Creating performance metrics that are genuinely comparable

Published on August 19, 2019

As scrutiny into self-reported investment performance increases it is worth exploring the associated benefit of third party verified performance – namely comparability. In fact, whilst having a third party verify performance brings huge reassurance, it is the comparability that creates the real value. This is because the investment process, from due diligence to risk management, is in essence an exercise in comparison. At the due diligence phase, for example, investors need to understand, on an apples to apples basis, what is the risk adjusted return of one origination stream versus another. And so it continues throughout the investment process with comparisons being made to derive valuations and to monitor and manage both risk and performance. 
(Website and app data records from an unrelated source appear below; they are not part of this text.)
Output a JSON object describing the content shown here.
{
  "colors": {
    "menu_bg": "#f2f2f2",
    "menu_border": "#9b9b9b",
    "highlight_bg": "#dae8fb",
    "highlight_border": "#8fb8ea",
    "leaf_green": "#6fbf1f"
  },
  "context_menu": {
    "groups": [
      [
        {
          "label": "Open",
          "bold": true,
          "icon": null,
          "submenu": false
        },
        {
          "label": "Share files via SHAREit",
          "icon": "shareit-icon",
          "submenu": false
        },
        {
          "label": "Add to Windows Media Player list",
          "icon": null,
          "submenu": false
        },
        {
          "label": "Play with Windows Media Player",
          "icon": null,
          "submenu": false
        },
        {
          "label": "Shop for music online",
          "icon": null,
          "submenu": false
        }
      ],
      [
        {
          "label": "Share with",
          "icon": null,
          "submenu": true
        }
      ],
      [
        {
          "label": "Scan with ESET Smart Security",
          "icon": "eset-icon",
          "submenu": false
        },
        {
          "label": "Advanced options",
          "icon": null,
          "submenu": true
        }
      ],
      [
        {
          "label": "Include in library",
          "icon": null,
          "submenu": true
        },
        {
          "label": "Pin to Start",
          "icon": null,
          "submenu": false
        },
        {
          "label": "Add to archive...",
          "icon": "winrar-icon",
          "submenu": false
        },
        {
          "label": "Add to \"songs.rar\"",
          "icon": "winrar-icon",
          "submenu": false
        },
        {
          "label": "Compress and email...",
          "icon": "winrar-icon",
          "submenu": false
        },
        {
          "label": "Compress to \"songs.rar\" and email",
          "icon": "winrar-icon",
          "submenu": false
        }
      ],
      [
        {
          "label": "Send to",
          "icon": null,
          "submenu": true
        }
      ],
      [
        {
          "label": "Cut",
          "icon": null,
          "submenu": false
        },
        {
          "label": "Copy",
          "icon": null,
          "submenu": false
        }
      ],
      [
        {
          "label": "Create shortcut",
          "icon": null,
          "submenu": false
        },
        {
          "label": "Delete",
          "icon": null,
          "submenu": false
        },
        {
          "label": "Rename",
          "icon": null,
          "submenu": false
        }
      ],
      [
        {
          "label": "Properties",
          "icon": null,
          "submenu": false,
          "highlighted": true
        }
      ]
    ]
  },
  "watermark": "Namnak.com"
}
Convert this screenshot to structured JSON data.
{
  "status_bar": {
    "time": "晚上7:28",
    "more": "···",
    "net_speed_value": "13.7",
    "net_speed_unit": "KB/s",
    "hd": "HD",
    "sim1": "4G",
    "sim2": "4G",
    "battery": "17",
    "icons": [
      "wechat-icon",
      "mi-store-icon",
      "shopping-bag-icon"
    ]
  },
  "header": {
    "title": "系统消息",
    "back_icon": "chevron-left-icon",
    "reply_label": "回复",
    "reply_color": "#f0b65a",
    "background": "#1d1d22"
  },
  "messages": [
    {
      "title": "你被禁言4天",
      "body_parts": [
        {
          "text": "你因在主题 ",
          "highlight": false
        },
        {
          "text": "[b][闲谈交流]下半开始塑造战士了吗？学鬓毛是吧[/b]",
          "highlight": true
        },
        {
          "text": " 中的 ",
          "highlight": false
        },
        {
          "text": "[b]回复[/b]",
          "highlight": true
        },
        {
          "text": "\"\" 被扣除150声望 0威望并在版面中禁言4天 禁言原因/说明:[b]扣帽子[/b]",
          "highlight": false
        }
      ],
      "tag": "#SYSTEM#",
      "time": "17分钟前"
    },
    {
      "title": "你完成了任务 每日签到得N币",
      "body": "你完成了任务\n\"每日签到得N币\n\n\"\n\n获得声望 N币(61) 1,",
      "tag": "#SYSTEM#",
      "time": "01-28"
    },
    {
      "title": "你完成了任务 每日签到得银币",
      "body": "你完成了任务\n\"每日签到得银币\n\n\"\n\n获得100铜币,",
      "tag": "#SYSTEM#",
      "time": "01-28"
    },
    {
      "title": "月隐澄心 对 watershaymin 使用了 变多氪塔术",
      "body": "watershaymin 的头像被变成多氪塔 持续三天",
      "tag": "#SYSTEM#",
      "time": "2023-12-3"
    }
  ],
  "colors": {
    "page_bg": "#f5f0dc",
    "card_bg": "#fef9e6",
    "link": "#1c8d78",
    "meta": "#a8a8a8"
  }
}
But as so often in finance the devil is in the detail. Effective comparison can only be made if performance measures are like for like comparable. And achieving genuine comparability is the hard part. 

 

Independent interpretation of default and loss given default

 
At Brismo we have built a process that ensures that the metrics we provide are like for like comparable. To do this we add what we call ’the extra step’. The extra step involves us independently interpreting when a loan needs to be impaired, and independently assessing the appropriate level of impairment. By working with bank statement level cash flow data we independently verify the status of the loan. This means that we do not rely on the originators own assessment of ‘default’ timing, or of the appropriate impairment amount. We will default a non-performing loan according to our own interpretation and we will write-down defaulted loans according to our own expectation of recovery. This may result in metrics that differ subtly from an originators own assessment. In fact, Brismo’s metrics will tend to be more conservative given that all subjectivity has been removed. But this is the price of true comparability, a price that is worth paying to achieve outputs that inspire confidence and bring real efficiency to the investment process. 
 
The ‘extra step’
 
Without this ‘extra step’ it is still possible to draw lines on a chart. But like for like comparability of those lines will be impossible, indeed any attempt at comparison could be misleading. Beyond the problems of comparison, investors will also soon realise that the metrics they are relying upon have not been verified, and are simply an aggregation of the originators own view with the application of some consistent definitions. The reality is that there are gradations of standardisation and without this ‘extra step’, we could not apply the description ’standardised and verified’ which gives investors confidence that they are basing their decisions on reliable metrics.